• TASK STATEMENT:
An exact copy of the entries is required, excluding any pictures.

--- INFORMATION PROVIDED ---

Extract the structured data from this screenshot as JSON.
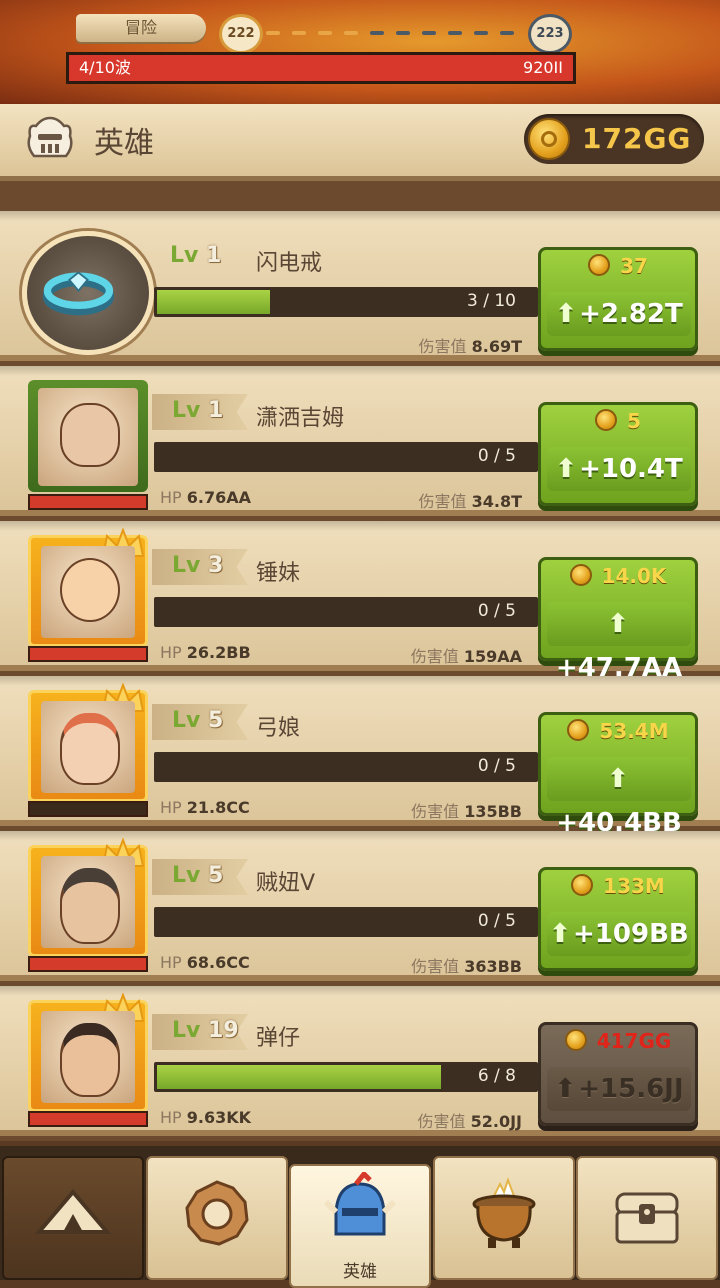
{
  "top": {
    "adventure_label": "冒险",
    "wave_current": "222",
    "wave_next": "223",
    "wave_progress": "4/10波",
    "boss_hp": "920II"
  },
  "header": {
    "title": "英雄",
    "gold": "172GG"
  },
  "rows": [
    {
      "type": "artifact",
      "level_label": "Lv",
      "level": "1",
      "name": "闪电戒",
      "xp": "3 / 10",
      "xp_fraction": 0.3,
      "hp_label": "",
      "hp": "",
      "dmg_label": "伤害值",
      "dmg": "8.69T",
      "cost": "37",
      "gain": "+2.82T",
      "affordable": true
    },
    {
      "type": "hero",
      "level_label": "Lv",
      "level": "1",
      "name": "潇洒吉姆",
      "xp": "0 / 5",
      "xp_fraction": 0,
      "hp_label": "HP",
      "hp": "6.76AA",
      "dmg_label": "伤害值",
      "dmg": "34.8T",
      "cost": "5",
      "gain": "+10.4T",
      "affordable": true
    },
    {
      "type": "hero",
      "level_label": "Lv",
      "level": "3",
      "name": "锤妹",
      "xp": "0 / 5",
      "xp_fraction": 0,
      "hp_label": "HP",
      "hp": "26.2BB",
      "dmg_label": "伤害值",
      "dmg": "159AA",
      "cost": "14.0K",
      "gain": "+47.7AA",
      "affordable": true
    },
    {
      "type": "hero",
      "level_label": "Lv",
      "level": "5",
      "name": "弓娘",
      "xp": "0 / 5",
      "xp_fraction": 0,
      "hp_label": "HP",
      "hp": "21.8CC",
      "dmg_label": "伤害值",
      "dmg": "135BB",
      "cost": "53.4M",
      "gain": "+40.4BB",
      "affordable": true
    },
    {
      "type": "hero",
      "level_label": "Lv",
      "level": "5",
      "name": "贼妞V",
      "xp": "0 / 5",
      "xp_fraction": 0,
      "hp_label": "HP",
      "hp": "68.6CC",
      "dmg_label": "伤害值",
      "dmg": "363BB",
      "cost": "133M",
      "gain": "+109BB",
      "affordable": true
    },
    {
      "type": "hero",
      "level_label": "Lv",
      "level": "19",
      "name": "弹仔",
      "xp": "6 / 8",
      "xp_fraction": 0.75,
      "hp_label": "HP",
      "hp": "9.63KK",
      "dmg_label": "伤害值",
      "dmg": "52.0JJ",
      "cost": "417GG",
      "gain": "+15.6JJ",
      "affordable": false
    }
  ],
  "nav": {
    "items": [
      {
        "icon": "tent-icon",
        "label": ""
      },
      {
        "icon": "gear-stone-icon",
        "label": ""
      },
      {
        "icon": "knight-helmet-icon",
        "label": "英雄"
      },
      {
        "icon": "cauldron-icon",
        "label": ""
      },
      {
        "icon": "treasure-chest-icon",
        "label": ""
      }
    ]
  },
  "colors": {
    "accent_green": "#8cc334",
    "gold_text": "#f6c64a",
    "hp_red": "#d8382b",
    "unaffordable_red": "#e0241a"
  }
}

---

• EXERCISE SOLUTION:
Extract the structured data from this screenshot as JSON.
{
  "top": {
    "adventure_label": "冒险",
    "wave_current": "222",
    "wave_next": "223",
    "wave_progress": "4/10波",
    "boss_hp": "920II"
  },
  "header": {
    "title": "英雄",
    "gold": "172GG"
  },
  "rows": [
    {
      "type": "artifact",
      "level_label": "Lv",
      "level": "1",
      "name": "闪电戒",
      "xp": "3 / 10",
      "xp_fraction": 0.3,
      "hp_label": "",
      "hp": "",
      "dmg_label": "伤害值",
      "dmg": "8.69T",
      "cost": "37",
      "gain": "+2.82T",
      "affordable": true
    },
    {
      "type": "hero",
      "level_label": "Lv",
      "level": "1",
      "name": "潇洒吉姆",
      "xp": "0 / 5",
      "xp_fraction": 0,
      "hp_label": "HP",
      "hp": "6.76AA",
      "dmg_label": "伤害值",
      "dmg": "34.8T",
      "cost": "5",
      "gain": "+10.4T",
      "affordable": true
    },
    {
      "type": "hero",
      "level_label": "Lv",
      "level": "3",
      "name": "锤妹",
      "xp": "0 / 5",
      "xp_fraction": 0,
      "hp_label": "HP",
      "hp": "26.2BB",
      "dmg_label": "伤害值",
      "dmg": "159AA",
      "cost": "14.0K",
      "gain": "+47.7AA",
      "affordable": true
    },
    {
      "type": "hero",
      "level_label": "Lv",
      "level": "5",
      "name": "弓娘",
      "xp": "0 / 5",
      "xp_fraction": 0,
      "hp_label": "HP",
      "hp": "21.8CC",
      "dmg_label": "伤害值",
      "dmg": "135BB",
      "cost": "53.4M",
      "gain": "+40.4BB",
      "affordable": true
    },
    {
      "type": "hero",
      "level_label": "Lv",
      "level": "5",
      "name": "贼妞V",
      "xp": "0 / 5",
      "xp_fraction": 0,
      "hp_label": "HP",
      "hp": "68.6CC",
      "dmg_label": "伤害值",
      "dmg": "363BB",
      "cost": "133M",
      "gain": "+109BB",
      "affordable": true
    },
    {
      "type": "hero",
      "level_label": "Lv",
      "level": "19",
      "name": "弹仔",
      "xp": "6 / 8",
      "xp_fraction": 0.75,
      "hp_label": "HP",
      "hp": "9.63KK",
      "dmg_label": "伤害值",
      "dmg": "52.0JJ",
      "cost": "417GG",
      "gain": "+15.6JJ",
      "affordable": false
    }
  ],
  "nav": {
    "items": [
      {
        "icon": "tent-icon",
        "label": ""
      },
      {
        "icon": "gear-stone-icon",
        "label": ""
      },
      {
        "icon": "knight-helmet-icon",
        "label": "英雄"
      },
      {
        "icon": "cauldron-icon",
        "label": ""
      },
      {
        "icon": "treasure-chest-icon",
        "label": ""
      }
    ]
  },
  "colors": {
    "accent_green": "#8cc334",
    "gold_text": "#f6c64a",
    "hp_red": "#d8382b",
    "unaffordable_red": "#e0241a"
  }
}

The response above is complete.